(Stored data)
______________________________

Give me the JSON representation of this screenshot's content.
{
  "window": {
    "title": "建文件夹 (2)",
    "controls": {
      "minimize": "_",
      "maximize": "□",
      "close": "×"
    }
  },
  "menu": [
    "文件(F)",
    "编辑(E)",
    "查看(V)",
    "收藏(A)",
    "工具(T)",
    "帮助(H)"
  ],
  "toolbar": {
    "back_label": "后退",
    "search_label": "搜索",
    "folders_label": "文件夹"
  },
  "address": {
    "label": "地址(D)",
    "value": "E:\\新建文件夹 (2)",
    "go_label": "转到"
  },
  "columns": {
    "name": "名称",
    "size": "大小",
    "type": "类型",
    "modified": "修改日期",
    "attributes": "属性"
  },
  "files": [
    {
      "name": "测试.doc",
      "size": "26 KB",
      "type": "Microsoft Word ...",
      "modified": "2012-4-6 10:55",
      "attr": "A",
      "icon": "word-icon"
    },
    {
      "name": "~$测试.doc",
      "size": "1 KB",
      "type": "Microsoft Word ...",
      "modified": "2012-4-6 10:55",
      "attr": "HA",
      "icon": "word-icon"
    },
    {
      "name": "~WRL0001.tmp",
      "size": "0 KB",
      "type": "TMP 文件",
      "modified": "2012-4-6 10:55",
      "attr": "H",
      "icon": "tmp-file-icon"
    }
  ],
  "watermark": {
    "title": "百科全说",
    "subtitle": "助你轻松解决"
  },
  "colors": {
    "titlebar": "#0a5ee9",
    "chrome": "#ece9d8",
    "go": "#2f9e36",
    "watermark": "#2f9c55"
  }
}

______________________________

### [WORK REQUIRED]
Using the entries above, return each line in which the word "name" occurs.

### [WRITTEN ANSWER]
    "name": "名称",
      "name": "测试.doc",
      "name": "~$测试.doc",
      "name": "~WRL0001.tmp",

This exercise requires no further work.